** TASK ITEM **
Retype, exactly and only, each line from the one containing "Convert this screenshot" to the end of the records below.

** RECORDS PROVIDED **
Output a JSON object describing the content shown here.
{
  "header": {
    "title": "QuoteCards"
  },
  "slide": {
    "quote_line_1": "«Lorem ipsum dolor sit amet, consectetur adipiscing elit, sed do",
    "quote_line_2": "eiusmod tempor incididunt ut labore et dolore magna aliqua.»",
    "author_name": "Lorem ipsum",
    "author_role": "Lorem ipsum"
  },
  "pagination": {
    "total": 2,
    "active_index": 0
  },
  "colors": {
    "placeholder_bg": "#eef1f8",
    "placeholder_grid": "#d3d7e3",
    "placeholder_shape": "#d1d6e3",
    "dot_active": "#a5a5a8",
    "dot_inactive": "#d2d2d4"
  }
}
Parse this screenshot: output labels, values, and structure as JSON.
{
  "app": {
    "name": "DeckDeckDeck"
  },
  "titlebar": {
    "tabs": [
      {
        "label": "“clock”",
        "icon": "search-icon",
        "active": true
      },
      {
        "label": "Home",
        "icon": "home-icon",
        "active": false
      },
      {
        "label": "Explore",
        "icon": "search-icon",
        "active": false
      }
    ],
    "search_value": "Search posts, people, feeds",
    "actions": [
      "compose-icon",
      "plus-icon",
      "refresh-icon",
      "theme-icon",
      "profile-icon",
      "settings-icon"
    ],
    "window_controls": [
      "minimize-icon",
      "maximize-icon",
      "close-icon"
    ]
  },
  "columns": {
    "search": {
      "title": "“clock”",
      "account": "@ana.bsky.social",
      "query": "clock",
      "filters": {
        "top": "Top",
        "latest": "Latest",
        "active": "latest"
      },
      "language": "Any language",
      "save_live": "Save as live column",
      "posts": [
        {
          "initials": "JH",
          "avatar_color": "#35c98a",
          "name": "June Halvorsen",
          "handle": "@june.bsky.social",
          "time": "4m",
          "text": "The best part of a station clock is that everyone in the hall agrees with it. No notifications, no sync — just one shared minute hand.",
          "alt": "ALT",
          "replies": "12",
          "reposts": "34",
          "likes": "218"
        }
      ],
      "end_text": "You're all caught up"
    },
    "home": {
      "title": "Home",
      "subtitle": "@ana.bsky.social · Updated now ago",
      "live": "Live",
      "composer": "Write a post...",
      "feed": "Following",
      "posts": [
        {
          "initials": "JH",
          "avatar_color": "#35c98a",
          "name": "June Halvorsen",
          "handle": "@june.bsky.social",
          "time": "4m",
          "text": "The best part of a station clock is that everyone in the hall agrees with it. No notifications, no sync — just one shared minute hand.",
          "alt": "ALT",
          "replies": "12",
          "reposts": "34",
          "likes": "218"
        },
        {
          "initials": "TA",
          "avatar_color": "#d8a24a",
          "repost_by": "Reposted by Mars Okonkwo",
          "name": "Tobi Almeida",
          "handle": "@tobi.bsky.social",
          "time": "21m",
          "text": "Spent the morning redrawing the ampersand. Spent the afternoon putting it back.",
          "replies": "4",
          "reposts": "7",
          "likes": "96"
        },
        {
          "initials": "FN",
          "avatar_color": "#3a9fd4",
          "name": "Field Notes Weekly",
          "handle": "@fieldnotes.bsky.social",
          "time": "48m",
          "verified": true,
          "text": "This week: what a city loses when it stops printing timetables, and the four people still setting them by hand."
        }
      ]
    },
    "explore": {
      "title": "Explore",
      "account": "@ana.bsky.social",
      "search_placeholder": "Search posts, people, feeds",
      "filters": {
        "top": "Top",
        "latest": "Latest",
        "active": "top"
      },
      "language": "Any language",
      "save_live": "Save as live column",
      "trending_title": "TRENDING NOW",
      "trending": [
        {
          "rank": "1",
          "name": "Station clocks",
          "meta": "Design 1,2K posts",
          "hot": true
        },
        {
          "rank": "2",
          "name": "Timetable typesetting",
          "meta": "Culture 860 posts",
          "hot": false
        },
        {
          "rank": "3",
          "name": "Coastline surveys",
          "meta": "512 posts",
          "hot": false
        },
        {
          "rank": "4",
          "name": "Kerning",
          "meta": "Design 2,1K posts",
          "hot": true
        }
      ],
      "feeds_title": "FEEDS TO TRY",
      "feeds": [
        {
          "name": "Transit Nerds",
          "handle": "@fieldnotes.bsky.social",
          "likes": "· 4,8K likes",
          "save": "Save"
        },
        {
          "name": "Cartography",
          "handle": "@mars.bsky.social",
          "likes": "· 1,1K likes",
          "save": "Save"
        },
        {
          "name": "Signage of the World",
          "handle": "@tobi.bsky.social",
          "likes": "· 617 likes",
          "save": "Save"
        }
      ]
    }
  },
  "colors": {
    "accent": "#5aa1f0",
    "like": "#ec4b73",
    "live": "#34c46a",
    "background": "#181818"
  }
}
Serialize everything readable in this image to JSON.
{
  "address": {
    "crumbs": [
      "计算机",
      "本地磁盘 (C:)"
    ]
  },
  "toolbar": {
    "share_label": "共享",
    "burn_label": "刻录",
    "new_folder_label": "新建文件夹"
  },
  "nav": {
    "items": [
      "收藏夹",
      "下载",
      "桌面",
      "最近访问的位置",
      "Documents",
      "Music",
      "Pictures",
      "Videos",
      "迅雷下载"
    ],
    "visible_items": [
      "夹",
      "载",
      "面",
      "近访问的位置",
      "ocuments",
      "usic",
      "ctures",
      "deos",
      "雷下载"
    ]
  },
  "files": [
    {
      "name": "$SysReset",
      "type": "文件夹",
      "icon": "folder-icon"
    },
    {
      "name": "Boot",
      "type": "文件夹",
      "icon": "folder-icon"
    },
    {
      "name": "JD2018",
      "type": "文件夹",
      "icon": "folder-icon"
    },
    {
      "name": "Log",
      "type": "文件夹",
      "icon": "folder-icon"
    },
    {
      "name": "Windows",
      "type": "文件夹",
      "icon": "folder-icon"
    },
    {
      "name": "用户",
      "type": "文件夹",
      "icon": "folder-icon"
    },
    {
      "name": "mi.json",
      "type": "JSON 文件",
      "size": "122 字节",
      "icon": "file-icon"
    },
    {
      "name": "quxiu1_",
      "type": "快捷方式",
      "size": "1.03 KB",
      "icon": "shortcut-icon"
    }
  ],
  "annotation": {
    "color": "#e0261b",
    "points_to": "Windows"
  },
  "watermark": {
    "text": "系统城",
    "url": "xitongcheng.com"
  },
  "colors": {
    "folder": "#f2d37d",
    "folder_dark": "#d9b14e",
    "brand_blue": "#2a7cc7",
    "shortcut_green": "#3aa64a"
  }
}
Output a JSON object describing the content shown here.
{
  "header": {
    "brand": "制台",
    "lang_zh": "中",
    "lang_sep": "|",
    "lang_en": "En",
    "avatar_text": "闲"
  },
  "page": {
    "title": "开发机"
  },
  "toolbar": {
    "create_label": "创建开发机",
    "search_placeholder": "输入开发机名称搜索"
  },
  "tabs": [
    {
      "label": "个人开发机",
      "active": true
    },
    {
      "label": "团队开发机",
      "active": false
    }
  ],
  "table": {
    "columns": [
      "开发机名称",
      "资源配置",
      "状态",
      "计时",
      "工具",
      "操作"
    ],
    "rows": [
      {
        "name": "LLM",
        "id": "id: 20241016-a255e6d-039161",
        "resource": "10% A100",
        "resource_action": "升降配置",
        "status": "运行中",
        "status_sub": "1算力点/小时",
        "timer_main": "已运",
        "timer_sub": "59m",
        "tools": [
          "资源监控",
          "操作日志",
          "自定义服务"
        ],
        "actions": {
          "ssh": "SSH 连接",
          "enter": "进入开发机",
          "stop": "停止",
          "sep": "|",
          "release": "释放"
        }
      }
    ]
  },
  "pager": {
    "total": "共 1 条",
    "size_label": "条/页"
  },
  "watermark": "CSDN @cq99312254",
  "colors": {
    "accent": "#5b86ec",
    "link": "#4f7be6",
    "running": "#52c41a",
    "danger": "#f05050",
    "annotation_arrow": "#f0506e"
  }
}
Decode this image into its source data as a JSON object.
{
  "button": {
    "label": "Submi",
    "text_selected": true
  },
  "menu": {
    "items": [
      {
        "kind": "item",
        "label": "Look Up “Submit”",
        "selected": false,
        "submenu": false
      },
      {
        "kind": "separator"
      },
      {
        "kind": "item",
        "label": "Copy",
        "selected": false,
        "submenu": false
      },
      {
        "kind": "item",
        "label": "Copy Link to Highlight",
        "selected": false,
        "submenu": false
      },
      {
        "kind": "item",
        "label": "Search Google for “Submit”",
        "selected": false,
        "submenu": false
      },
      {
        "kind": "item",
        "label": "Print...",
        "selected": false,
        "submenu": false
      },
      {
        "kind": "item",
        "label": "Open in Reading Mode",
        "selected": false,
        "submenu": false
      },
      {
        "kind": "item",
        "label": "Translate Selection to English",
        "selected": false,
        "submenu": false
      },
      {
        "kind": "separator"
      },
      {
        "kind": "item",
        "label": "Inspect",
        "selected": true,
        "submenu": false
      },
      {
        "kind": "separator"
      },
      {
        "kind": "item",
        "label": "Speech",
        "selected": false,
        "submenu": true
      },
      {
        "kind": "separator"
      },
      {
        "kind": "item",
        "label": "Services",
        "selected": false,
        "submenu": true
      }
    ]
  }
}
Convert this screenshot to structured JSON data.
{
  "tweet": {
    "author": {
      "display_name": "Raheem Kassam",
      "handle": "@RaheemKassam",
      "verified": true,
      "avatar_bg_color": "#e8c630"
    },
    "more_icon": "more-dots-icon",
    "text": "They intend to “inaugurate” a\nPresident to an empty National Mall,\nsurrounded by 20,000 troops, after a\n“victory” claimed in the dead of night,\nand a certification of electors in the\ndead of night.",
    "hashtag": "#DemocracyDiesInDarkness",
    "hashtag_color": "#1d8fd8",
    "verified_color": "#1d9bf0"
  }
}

** ANSWER TO THIS EXERCISE **
Convert this screenshot to structured JSON data.
{
  "tweet": {
    "author": {
      "display_name": "Raheem Kassam",
      "handle": "@RaheemKassam",
      "verified": true,
      "avatar_bg_color": "#e8c630"
    },
    "more_icon": "more-dots-icon",
    "text": "They intend to “inaugurate” a\nPresident to an empty National Mall,\nsurrounded by 20,000 troops, after a\n“victory” claimed in the dead of night,\nand a certification of electors in the\ndead of night.",
    "hashtag": "#DemocracyDiesInDarkness",
    "hashtag_color": "#1d8fd8",
    "verified_color": "#1d9bf0"
  }
}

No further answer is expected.